    • Yes, but

      at least MS is taking the right step toward end-user privacy. What does this say about Google and the ad companies they get cozy with?

      IE 10 has been doing this since day 1 and it's only a matter of time before others jump aboard. We shouldn't be forced into exposure to corporations if we don't want to be! Freedom of choice is a good thing!
      Rob.sharp
      • you can only call it the right step

        if it actually improves your privacy. as things stand now, it actually made it worse. because now you simply have no way of benefiting from the flag, because MS in their PR stance made the flag completely useless

        they have achieved their PR goals, though.
        vpupkin
        • Sorry, But

          I don't often agree with Microsoft, but, in this particular area, they are right.

          For personal data, Opt Out is a bad idea. Opt In should be the required standard for all except Government Services. Even then, it should not be universal. It's a question of personal rights.
          YetAnotherBob
      • Freedom of Choice???

        I do agree they shouldn't be tracking (or able to track) unless you opt in but freedom of choice??? Microsoft??? Take a look at windows 8 and then tell me they left you with freedom of choice. I am still hoping they pull their heads out of that dark place and go back to improving Windows 7....the best OS currently available. If not as much as I hate to say it, I will be moving to something else in the future.
        challenger-440@...
    • agree, but incomplete

      The DoNotTrack is useless in any browser. The tracking protection lists, however, are another story. You can effectively block almost all outgoing trackers, beacons etc. There is even a separate list that keeps up on all the Google analytics IPs. There are a number of different lists so you can choose your level of protection.
      mswift@...
      • useless, but not completely

        seems that some networks honor it, if you are not using IE. at least when I turned it on in FF I immediately noticed that ads have become random. and the reason I turned it on in the first place was that I just got fed up with the ads about the things I just looked at on Amazon. in IE those ads are still following me from one site to another.

        Speaking of which, I wonder how Amazon manages to always remain in the shadow when it comes to privacy. They are the ones who supply my shopping habits straight to ad networks.

        As for blocking trackers, it can be done in FF just as easily by installing adblock... in addition to the flag
        vpupkin
        • What?

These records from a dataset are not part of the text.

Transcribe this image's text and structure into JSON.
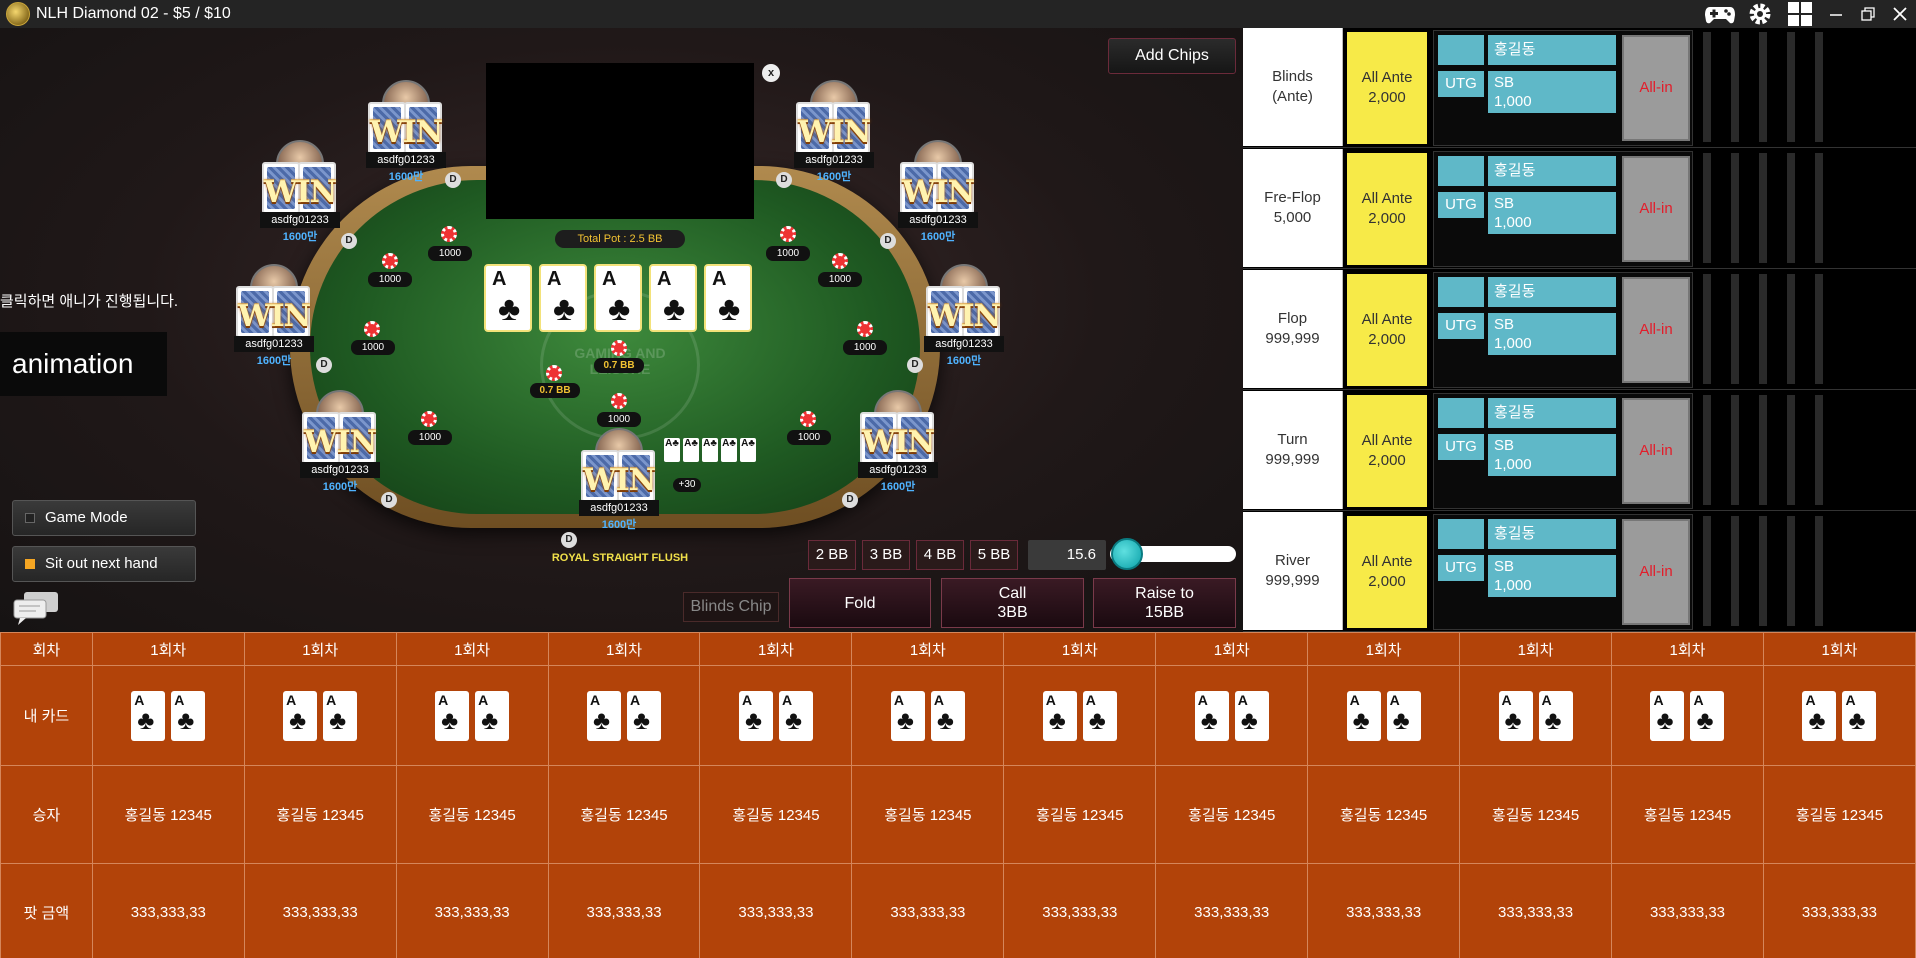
{
  "window": {
    "title": "NLH Diamond 02 - $5 / $10"
  },
  "icons": {
    "gamepad": "gamepad-icon",
    "settings": "gear-icon",
    "layout": "grid-icon",
    "minimize": "minimize-icon",
    "restore": "restore-icon",
    "close": "close-icon"
  },
  "table": {
    "total_pot": "Total Pot : 2.5 BB",
    "watermark": "GAMING AND LEISURE",
    "video_close": "x",
    "board": [
      {
        "rank": "A",
        "suit": "♣"
      },
      {
        "rank": "A",
        "suit": "♣"
      },
      {
        "rank": "A",
        "suit": "♣"
      },
      {
        "rank": "A",
        "suit": "♣"
      },
      {
        "rank": "A",
        "suit": "♣"
      }
    ],
    "bets": [
      "1000",
      "1000",
      "1000",
      "1000",
      "1000",
      "1000",
      "1000",
      "1000",
      "1000",
      "1000"
    ],
    "bb_bets": [
      "0.7 BB",
      "0.7 BB"
    ],
    "win_text": "WIN",
    "dealer": "D",
    "seats": [
      {
        "name": "asdfg01233",
        "stack": "1600만"
      },
      {
        "name": "asdfg01233",
        "stack": "1600만"
      },
      {
        "name": "asdfg01233",
        "stack": "1600만"
      },
      {
        "name": "asdfg01233",
        "stack": "1600만"
      },
      {
        "name": "asdfg01233",
        "stack": "1600만"
      },
      {
        "name": "asdfg01233",
        "stack": "1600만"
      },
      {
        "name": "asdfg01233",
        "stack": "1600만"
      },
      {
        "name": "asdfg01233",
        "stack": "1600만"
      },
      {
        "name": "asdfg01233",
        "stack": "1600만"
      }
    ],
    "hero": {
      "name": "asdfg01233",
      "stack": "1600만",
      "hand_strength": "ROYAL STRAIGHT FLUSH",
      "plus": "+30",
      "mini_cards": [
        "A♣",
        "A♣",
        "A♣",
        "A♣",
        "A♣"
      ]
    }
  },
  "left_panel": {
    "click_message": "클릭하면 애니가 진행됩니다.",
    "animation_label": "animation",
    "game_mode": "Game Mode",
    "sit_out": "Sit out next hand",
    "game_mode_checked": false,
    "sit_out_checked": true
  },
  "controls": {
    "add_chips": "Add Chips",
    "bb_buttons": [
      "2 BB",
      "3 BB",
      "4 BB",
      "5 BB"
    ],
    "slider_value": "15.6",
    "slider_fraction": 0.05,
    "blinds_chip": "Blinds Chip",
    "fold": "Fold",
    "call_line1": "Call",
    "call_line2": "3BB",
    "raise_line1": "Raise to",
    "raise_line2": "15BB"
  },
  "right_panel": {
    "rows": [
      {
        "street1": "Blinds",
        "street2": "(Ante)",
        "ante1": "All Ante",
        "ante2": "2,000",
        "name": "홍길동",
        "utg": "UTG",
        "sb1": "SB",
        "sb2": "1,000",
        "allin": "All-in"
      },
      {
        "street1": "Fre-Flop",
        "street2": "5,000",
        "ante1": "All Ante",
        "ante2": "2,000",
        "name": "홍길동",
        "utg": "UTG",
        "sb1": "SB",
        "sb2": "1,000",
        "allin": "All-in"
      },
      {
        "street1": "Flop",
        "street2": "999,999",
        "ante1": "All Ante",
        "ante2": "2,000",
        "name": "홍길동",
        "utg": "UTG",
        "sb1": "SB",
        "sb2": "1,000",
        "allin": "All-in"
      },
      {
        "street1": "Turn",
        "street2": "999,999",
        "ante1": "All Ante",
        "ante2": "2,000",
        "name": "홍길동",
        "utg": "UTG",
        "sb1": "SB",
        "sb2": "1,000",
        "allin": "All-in"
      },
      {
        "street1": "River",
        "street2": "999,999",
        "ante1": "All Ante",
        "ante2": "2,000",
        "name": "홍길동",
        "utg": "UTG",
        "sb1": "SB",
        "sb2": "1,000",
        "allin": "All-in"
      }
    ]
  },
  "history": {
    "row_labels": {
      "round": "회차",
      "my_cards": "내 카드",
      "winner": "승자",
      "pot": "팟 금액"
    },
    "columns": [
      {
        "round": "1회차",
        "cards": [
          "A",
          "A"
        ],
        "suit": "♣",
        "winner": "홍길동 12345",
        "pot": "333,333,33"
      },
      {
        "round": "1회차",
        "cards": [
          "A",
          "A"
        ],
        "suit": "♣",
        "winner": "홍길동 12345",
        "pot": "333,333,33"
      },
      {
        "round": "1회차",
        "cards": [
          "A",
          "A"
        ],
        "suit": "♣",
        "winner": "홍길동 12345",
        "pot": "333,333,33"
      },
      {
        "round": "1회차",
        "cards": [
          "A",
          "A"
        ],
        "suit": "♣",
        "winner": "홍길동 12345",
        "pot": "333,333,33"
      },
      {
        "round": "1회차",
        "cards": [
          "A",
          "A"
        ],
        "suit": "♣",
        "winner": "홍길동 12345",
        "pot": "333,333,33"
      },
      {
        "round": "1회차",
        "cards": [
          "A",
          "A"
        ],
        "suit": "♣",
        "winner": "홍길동 12345",
        "pot": "333,333,33"
      },
      {
        "round": "1회차",
        "cards": [
          "A",
          "A"
        ],
        "suit": "♣",
        "winner": "홍길동 12345",
        "pot": "333,333,33"
      },
      {
        "round": "1회차",
        "cards": [
          "A",
          "A"
        ],
        "suit": "♣",
        "winner": "홍길동 12345",
        "pot": "333,333,33"
      },
      {
        "round": "1회차",
        "cards": [
          "A",
          "A"
        ],
        "suit": "♣",
        "winner": "홍길동 12345",
        "pot": "333,333,33"
      },
      {
        "round": "1회차",
        "cards": [
          "A",
          "A"
        ],
        "suit": "♣",
        "winner": "홍길동 12345",
        "pot": "333,333,33"
      },
      {
        "round": "1회차",
        "cards": [
          "A",
          "A"
        ],
        "suit": "♣",
        "winner": "홍길동 12345",
        "pot": "333,333,33"
      },
      {
        "round": "1회차",
        "cards": [
          "A",
          "A"
        ],
        "suit": "♣",
        "winner": "홍길동 12345",
        "pot": "333,333,33"
      }
    ]
  }
}
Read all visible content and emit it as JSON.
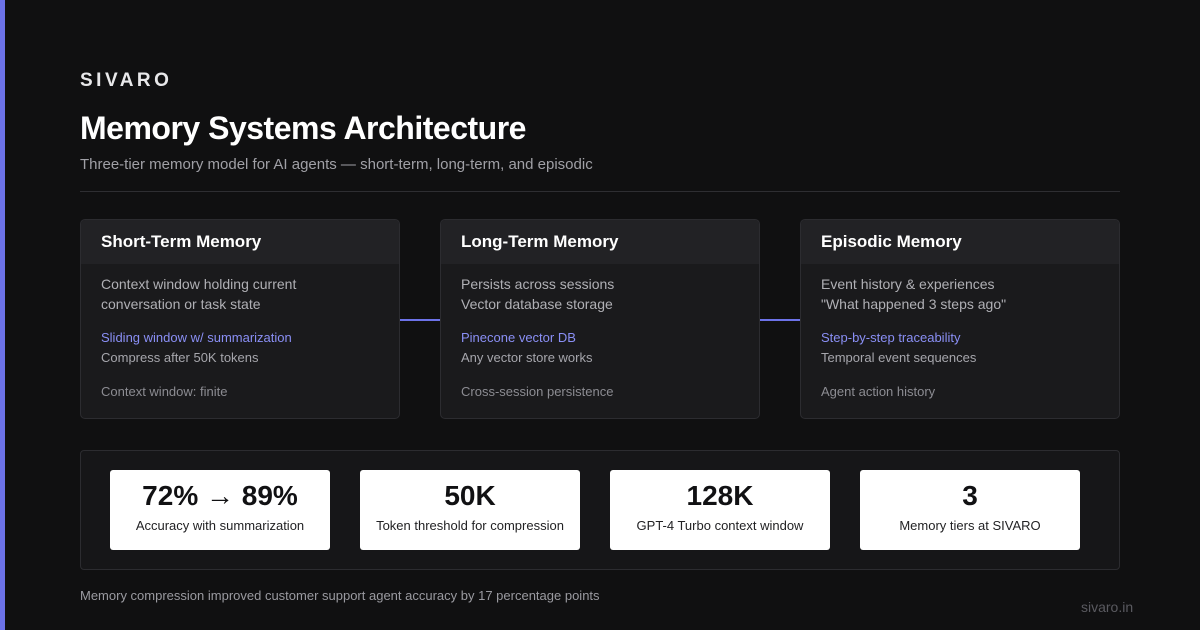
{
  "brand": "SIVARO",
  "title": "Memory Systems Architecture",
  "subtitle": "Three-tier memory model for AI agents — short-term, long-term, and episodic",
  "cards": [
    {
      "title": "Short-Term Memory",
      "desc1": "Context window holding current",
      "desc2": "conversation or task state",
      "highlight": "Sliding window w/ summarization",
      "sub": "Compress after 50K tokens",
      "foot": "Context window: finite"
    },
    {
      "title": "Long-Term Memory",
      "desc1": "Persists across sessions",
      "desc2": "Vector database storage",
      "highlight": "Pinecone vector DB",
      "sub": "Any vector store works",
      "foot": "Cross-session persistence"
    },
    {
      "title": "Episodic Memory",
      "desc1": "Event history & experiences",
      "desc2": "\"What happened 3 steps ago\"",
      "highlight": "Step-by-step traceability",
      "sub": "Temporal event sequences",
      "foot": "Agent action history"
    }
  ],
  "stats": [
    {
      "value": "72% → 89%",
      "label": "Accuracy with summarization"
    },
    {
      "value": "50K",
      "label": "Token threshold for compression"
    },
    {
      "value": "128K",
      "label": "GPT-4 Turbo context window"
    },
    {
      "value": "3",
      "label": "Memory tiers at SIVARO"
    }
  ],
  "footnote": "Memory compression improved customer support agent accuracy by 17 percentage points",
  "site": "sivaro.in",
  "colors": {
    "accent": "#6c72e8",
    "highlight": "#8a8ff5",
    "background": "#101011"
  }
}
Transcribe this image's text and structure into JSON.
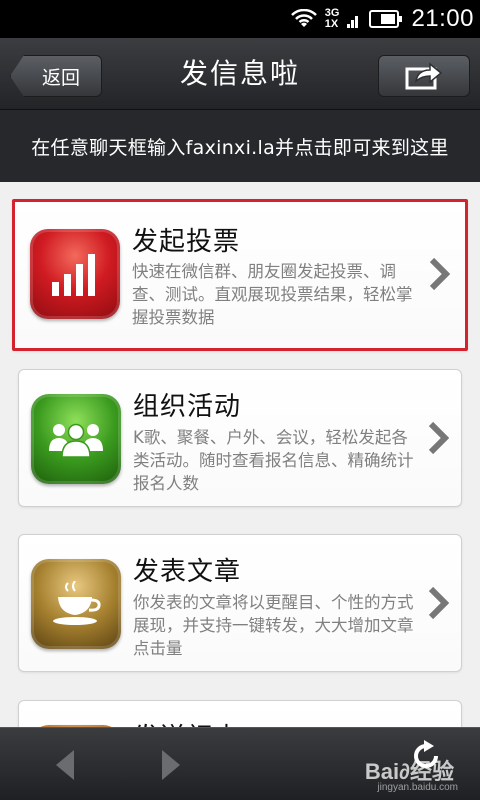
{
  "status_bar": {
    "network_top": "3G",
    "network_bottom": "1X",
    "time": "21:00"
  },
  "nav": {
    "back_label": "返回",
    "title": "发信息啦",
    "share_icon": "share-icon"
  },
  "hint": {
    "text": "在任意聊天框输入faxinxi.la并点击即可来到这里"
  },
  "cards": [
    {
      "title": "发起投票",
      "description": "快速在微信群、朋友圈发起投票、调查、测试。直观展现投票结果，轻松掌握投票数据",
      "icon": "bar-chart-icon",
      "icon_color": "#c7121c",
      "highlighted": true
    },
    {
      "title": "组织活动",
      "description": "K歌、聚餐、户外、会议，轻松发起各类活动。随时查看报名信息、精确统计报名人数",
      "icon": "people-icon",
      "icon_color": "#3a9a1e",
      "highlighted": false
    },
    {
      "title": "发表文章",
      "description": "你发表的文章将以更醒目、个性的方式展现，并支持一键转发，大大增加文章点击量",
      "icon": "coffee-cup-icon",
      "icon_color": "#8a6a26",
      "highlighted": false
    },
    {
      "title": "发送祝卡",
      "description": "",
      "icon": "card-icon",
      "icon_color": "#b5651d",
      "highlighted": false
    }
  ],
  "bottom_bar": {
    "watermark": "Bai∂经验",
    "watermark_sub": "jingyan.baidu.com"
  },
  "colors": {
    "highlight_border": "#d2232f",
    "nav_background": "#2e3033"
  }
}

          "when I turned it on in FF I immediately noticed that ads have become random"

          Why aren't you using AdBlock Plus? Then you don't have to see any ads.
          benched42